Your business has probably purchased a lot of proprietary software the same way it purchases any other goods – you buy product A and install it on machine B. There was something like a warranty period, where you may receive a certain level of support or a replacement for serious issues, but otherwise, it was just a good that was purchased. If it doesn’t meet your needs, you go out and buy something else – even if it is the same product just a version or two later.
But with open source, there’s a slightly different approach. There has to be. Unlike proprietary software, where the software is the product, with open source software, everything is already out there and available. And not just the end package; the sourcecode itself is freely available to your engineering department.
According to Gartner, 95% of companies are using open source software, so it is entirely reasonable to ask what are we purchasing?
What open source companies (like Red Hat) offer you isn’t a product; it’s an ecosystem of improvement and support.
A License Isn’t a Subscription
One thing to clarify – a software license is not the same thing as a software subscription.
Continue reading “Finding Value with (Red Hat) Subscriptions”
The convergence of Mobile, Social, Big Data, and Cloud has placed increasing demands on today’s applications to react instantaneously to changes in data at a large scale. A delay of a few seconds can mean the difference between engaging or losing a customer for a retailer, increased liquidity or fraud risk for a financial institution, or escalation of an adverse occurrence in a manufacturing process or IoT network.
Continue reading “Event-driven computing with Red Hat JBoss Data Grid”
There are a few Open Source technologies and products that have spearheaded the drive of Open Source into the enterprise and managed to overcome historical objections – Linux, Apache Web Server, MySQL, Postgres, WordPress, Hadoop, to name some of the better known technologies. Those technologies paved the way for the open source revolution of the last decade; every enterprise vendor and every organization has adopted open source to some degree. Open Source has won; get over it.
Continue reading “JBoss EAP – Spearheading OSS adoption”
Today we announced three new Red Hat JBoss Middleware services on OpenShift based on JBoss Fuse, JBoss BRMS, and JBoss Data Grid.
Performance and Scalability for Cloud Applications
With cloud computing, businesses expect and demand that their applications deliver higher performance, availability, reliability, flexibility, and scalability than ever before.

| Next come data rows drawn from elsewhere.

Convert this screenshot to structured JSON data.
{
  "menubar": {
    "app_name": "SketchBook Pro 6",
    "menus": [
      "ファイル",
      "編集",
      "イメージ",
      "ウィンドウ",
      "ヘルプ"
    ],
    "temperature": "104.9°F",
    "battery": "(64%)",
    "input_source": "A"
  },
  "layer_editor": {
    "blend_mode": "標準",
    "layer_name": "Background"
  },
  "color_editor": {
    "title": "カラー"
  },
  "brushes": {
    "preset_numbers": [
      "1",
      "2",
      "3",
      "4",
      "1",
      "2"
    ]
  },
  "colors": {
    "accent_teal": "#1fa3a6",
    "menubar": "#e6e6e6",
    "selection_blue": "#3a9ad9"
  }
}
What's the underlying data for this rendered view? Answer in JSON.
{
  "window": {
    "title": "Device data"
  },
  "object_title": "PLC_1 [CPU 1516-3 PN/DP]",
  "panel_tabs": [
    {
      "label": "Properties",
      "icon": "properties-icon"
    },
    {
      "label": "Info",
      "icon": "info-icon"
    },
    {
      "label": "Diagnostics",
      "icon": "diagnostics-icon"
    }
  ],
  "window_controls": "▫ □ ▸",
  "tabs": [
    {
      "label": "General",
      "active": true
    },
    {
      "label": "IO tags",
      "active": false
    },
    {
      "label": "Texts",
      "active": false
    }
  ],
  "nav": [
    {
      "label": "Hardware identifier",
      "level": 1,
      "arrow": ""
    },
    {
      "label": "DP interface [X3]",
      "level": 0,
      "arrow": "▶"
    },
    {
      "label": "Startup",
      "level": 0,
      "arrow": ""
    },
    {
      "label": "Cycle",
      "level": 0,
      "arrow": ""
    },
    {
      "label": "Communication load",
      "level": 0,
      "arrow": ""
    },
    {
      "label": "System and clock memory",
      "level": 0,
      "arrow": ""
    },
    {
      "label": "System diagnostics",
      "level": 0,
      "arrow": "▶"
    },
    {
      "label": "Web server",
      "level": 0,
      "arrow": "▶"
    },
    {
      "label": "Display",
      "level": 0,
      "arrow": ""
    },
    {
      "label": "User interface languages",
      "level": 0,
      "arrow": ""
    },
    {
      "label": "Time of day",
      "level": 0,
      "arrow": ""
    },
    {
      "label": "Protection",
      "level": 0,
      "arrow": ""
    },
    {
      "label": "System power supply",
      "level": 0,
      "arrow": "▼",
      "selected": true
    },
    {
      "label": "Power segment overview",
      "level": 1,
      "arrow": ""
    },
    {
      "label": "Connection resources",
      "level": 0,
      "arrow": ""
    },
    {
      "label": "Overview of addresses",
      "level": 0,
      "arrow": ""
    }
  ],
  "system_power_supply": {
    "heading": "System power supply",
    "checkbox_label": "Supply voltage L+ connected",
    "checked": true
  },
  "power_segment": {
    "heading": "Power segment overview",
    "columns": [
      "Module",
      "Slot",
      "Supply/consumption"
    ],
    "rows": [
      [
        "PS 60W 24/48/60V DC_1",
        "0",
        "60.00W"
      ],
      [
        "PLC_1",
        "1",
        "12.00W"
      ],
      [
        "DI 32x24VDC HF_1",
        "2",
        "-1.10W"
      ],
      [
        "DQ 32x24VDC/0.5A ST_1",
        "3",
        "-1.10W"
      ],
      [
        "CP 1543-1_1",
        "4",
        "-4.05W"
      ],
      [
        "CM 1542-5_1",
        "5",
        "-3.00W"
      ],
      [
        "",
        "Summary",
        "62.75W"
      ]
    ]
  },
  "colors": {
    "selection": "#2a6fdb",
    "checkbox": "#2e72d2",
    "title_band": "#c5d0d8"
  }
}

But the influx of data is creating new obstacles that make it difficult for applications to meet the demands and expectations.
Continue reading “In-Memory Performance and Elastic Scale Data Management as a Cloud Service”